Repetition Is a Forum for Change (MP3)

John Dombroski submits a locked groove for remix

The track is rhythmic, like a municipal light rail passing in steady rain on a quiet street. There’s a crunch to it, the leaden beat of something hit repeatedly yet resilient enough to show little if any resulting damage. Through headphones, the noise expands; it comes to span the sonic periphery despite its inherent delicacy. You hear the beat, but you listen through it as well, first to the broader, textural noise, and then to the beats within the beat, to the shape of the beat. In time, the beat regains its centrality, and new questions emerge: Does the beat give a little, sway a little, on occasion? Is there a nudge toward development? What in fact is it?

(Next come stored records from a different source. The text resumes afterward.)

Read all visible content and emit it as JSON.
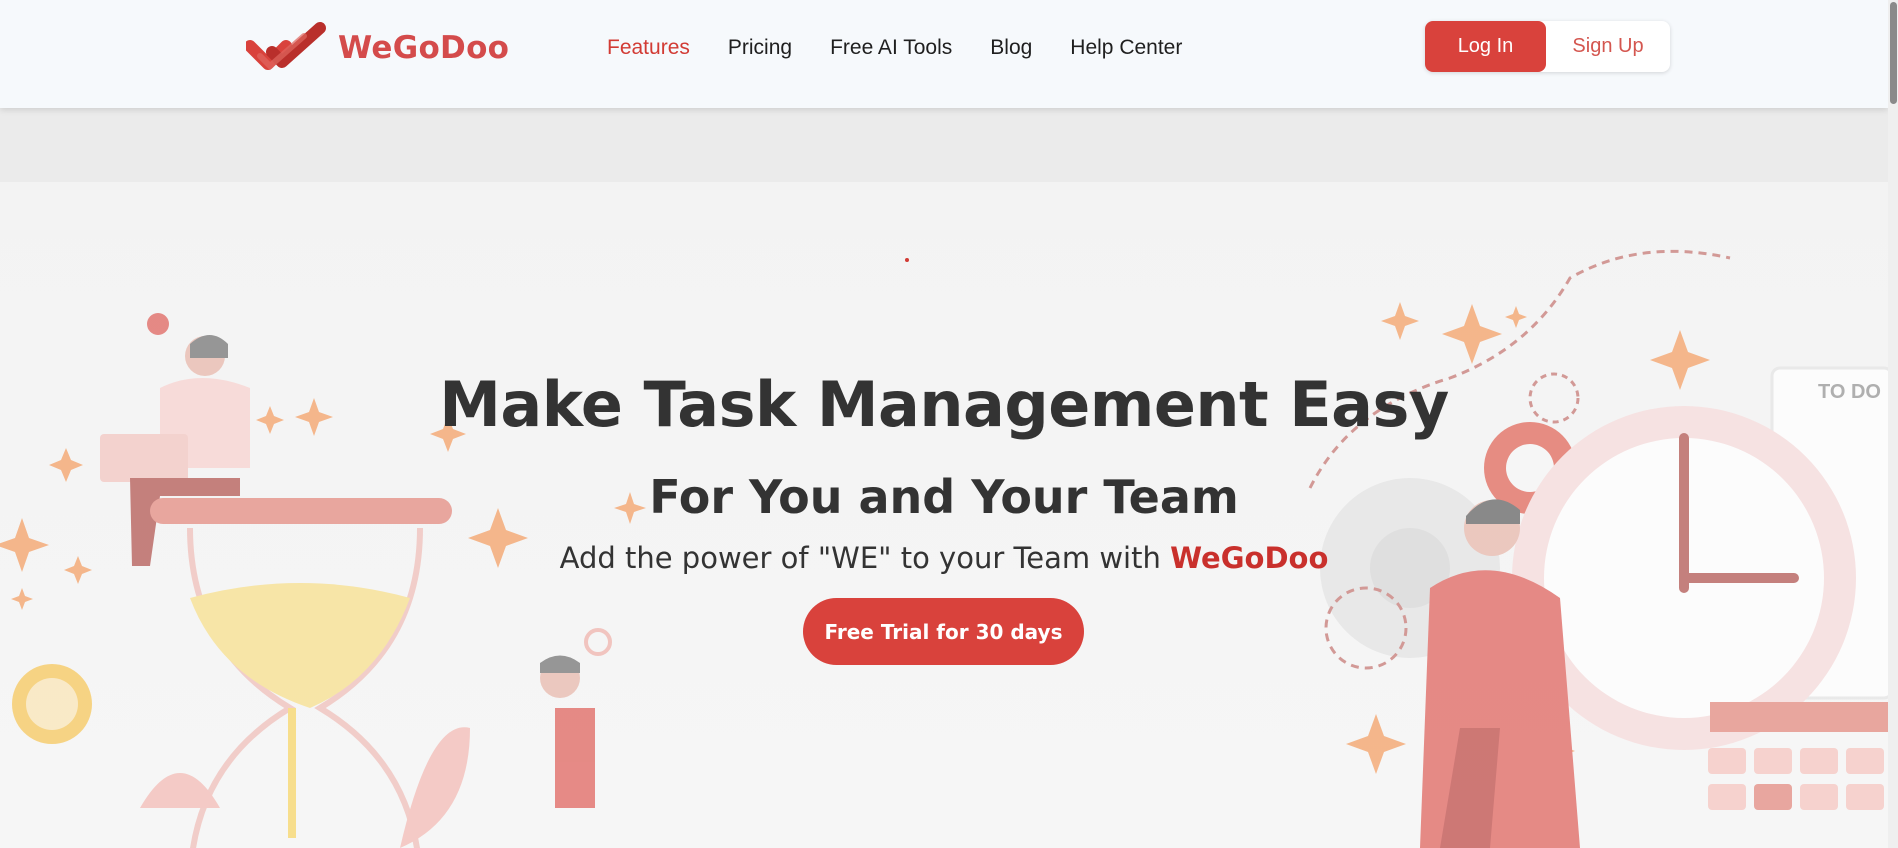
{
  "brand": {
    "name": "WeGoDoo",
    "logo_color": "#d44b4b"
  },
  "nav": {
    "items": [
      {
        "label": "Features",
        "active": true
      },
      {
        "label": "Pricing",
        "active": false
      },
      {
        "label": "Free AI Tools",
        "active": false
      },
      {
        "label": "Blog",
        "active": false
      },
      {
        "label": "Help Center",
        "active": false
      }
    ]
  },
  "auth": {
    "login_label": "Log In",
    "signup_label": "Sign Up"
  },
  "hero": {
    "title": "Make Task Management Easy",
    "subtitle": "For You and Your Team",
    "tagline_prefix": "Add the power of \"WE\" to your Team with ",
    "tagline_brand": "WeGoDoo",
    "cta_label": "Free Trial for 30 days",
    "todo_label": "TO DO"
  },
  "colors": {
    "accent": "#d9423c",
    "text": "#333333",
    "illustration": "#e89a90",
    "star": "#f4a268"
  },
  "icons": [
    "logo-icon",
    "hourglass-illustration",
    "clock-illustration",
    "gear-icon",
    "star-icon",
    "person-illustration"
  ]
}
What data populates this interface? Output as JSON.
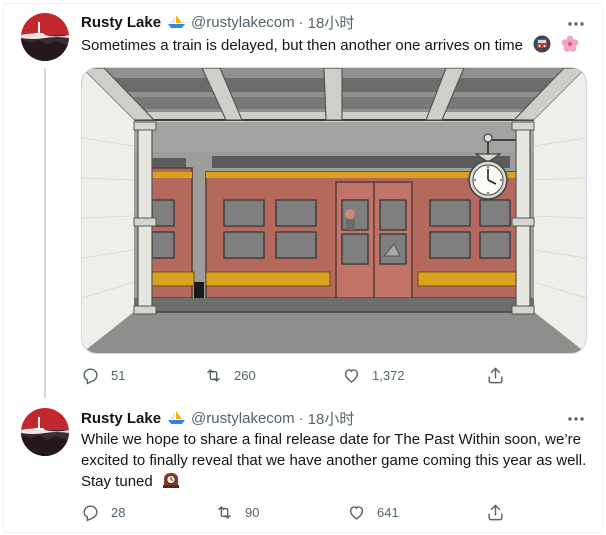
{
  "tweets": [
    {
      "name": "Rusty Lake",
      "handle": "@rustylakecom",
      "separator": "·",
      "time": "18小时",
      "text": "Sometimes a train is delayed, but then another one arrives on time",
      "emoji_after_text": [
        "train-face-icon",
        "cherry-blossom-icon"
      ],
      "replies": "51",
      "retweets": "260",
      "likes": "1,372"
    },
    {
      "name": "Rusty Lake",
      "handle": "@rustylakecom",
      "separator": "·",
      "time": "18小时",
      "text_lines": [
        "While we hope to share a final release date for The Past Within soon, we’re",
        "excited to finally reveal that we have another game coming this year as well.",
        "Stay tuned"
      ],
      "emoji_after_text": [
        "mantelpiece-clock-icon"
      ],
      "replies": "28",
      "retweets": "90",
      "likes": "641"
    }
  ],
  "colors": {
    "text": "#0f1419",
    "secondary": "#536471",
    "thread_line": "#cfd9de",
    "train_red": "#b5685c",
    "train_yellow": "#d9a21f"
  }
}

It’s the sound of a locked groove on a vinyl recording, taped by John Dombroski not only for posterity, enjoyment, and analysis, but also with the intention that others might rework it, might make music from the absensce of music. We know from Brian Eno and Peter Schmidt’s Oblique Strategies card deck that “Repetition is a form of change.” In Dombroski’s gambit, it is also a forum for change. In his brief accompanying note he states:

Record player needle in locked groove repeats (~1.8 seconds) 55.5 times and resolves. NOTE: (If you would like, go on and make a remix of this sound and share it – I’d love to hear).

Track originally posted for free download at soundcloud.com/johndombroski. More on Dombroski, who is based in Richmond, Virginia, at dombroskij.com.

The Conqueror from Darmstadt

A malevolent post-drone from Phirnis

For gaping-maw, devil-in-the-machine, end-times background listening, you could do worse than “Conqueror” by Phirnis, a musician from Darmstadt, Germany, whose account on Soundcloud lists him solely as one K.G. The track is three and a half minutes of radio-static-during-a-windstorm chaos, all churning white noise and helpless rattling, and a slowly impinging malevolent howl that suggests all will not end well. It’s a welcome swatch of non-rhythmic industrial music, neither as formless as pure drone — are we entering the realm of the post-drone? — nor as descriptive as a proper song. It’s somewhere in between, not so much a soundtrack as the sound design of a dark, arduous, fictive scenario.

Track originally posted at soundcloud.com/phirnis. More on Phirnis/K.G. at phirnis.de and twitter.com/phirnis.